THE WIKI IS NOT UP TO DATE! Some of the information here reflects older versions of the library.
Lately the library has been changing A LOT. Core functionalities have changed, the API has been refactored, and currently the whole library is been rewritten from scratch. Why all these changes ? Well, right now the project is mostly developed by one person, and there is not a lot of people actually knowing of its existence. This leaves room for experimentation, and it is the road I have chose until now.
Kiwi is a generic and easy to use node compositor library developed in C++.
The idea behind Kiwi is to separate actions/scripts/filters/anything into "nodes" that can be connected through their ports. The graph resulting from the connections of these nodes is called a pipeline
Such a system allows easy to use graphical representation and edition of complex pipelines accessible for non-developers.

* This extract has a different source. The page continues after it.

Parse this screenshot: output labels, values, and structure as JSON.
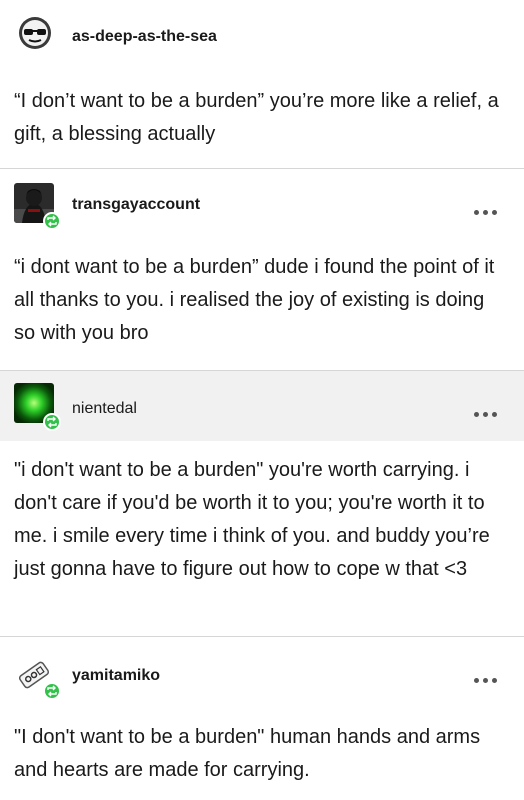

This work is inspired by Blender's node compositor and aims at providing such a tool for any application (imaging, audio processing, text editing...). Kiwi might also interest you for re-usability reasons: Say you need to develop typographic filters, you may easily implement them using Kiwi and they will be exploitable in D or C++ code but also in a neat GUI (in any program that can load Kiwi filters or within your own program if you wish to use Qiwi, the Qt based kiwi widgets) and even from within a terminal using Kiwi's command line program !
There are already very good node compositors out there, some of which are free (see Blender's compositor or Synapse for example) but most of them are tightly integrated into the application they have been developed for and very specialized in image or video processing. Kiwi, instead, is a fully generic D/C++ library that has almost no dependency and is designed to be easily integrated in any kind of software.
Kiwi offers a playground to test successions of computation on various data structures providing a unified interface in order to make it possible to mix any kind of data types (why not have a filter do some processing on a text container retrieved from the internet through the twitter API before integrating it in an image that will then be inserted in a video while some sound is generated from the input text and included in the video, etc.).
In short :
- Kiwi is free.
- Kiwi is generic.
- Kiwi is lightweight and fast.
- Kiwi is easy to use as a non-developer and easy to extend.
- Kiwi is good re-usability and prototyping.
- Kiwi is not finished yet... (but will be operational soon !)
Most of Kiwi's source code (the core of the library) is under the new BSD License.
Right now the Kiwi project is designed/developed/maintained by Nicolas Silva.
I would be very happy to share this experience with anyone who is motivated to contribute!
###Contact Nicolas Silva (5th year Student at INSA Lyon (France), IT & computer sciences department)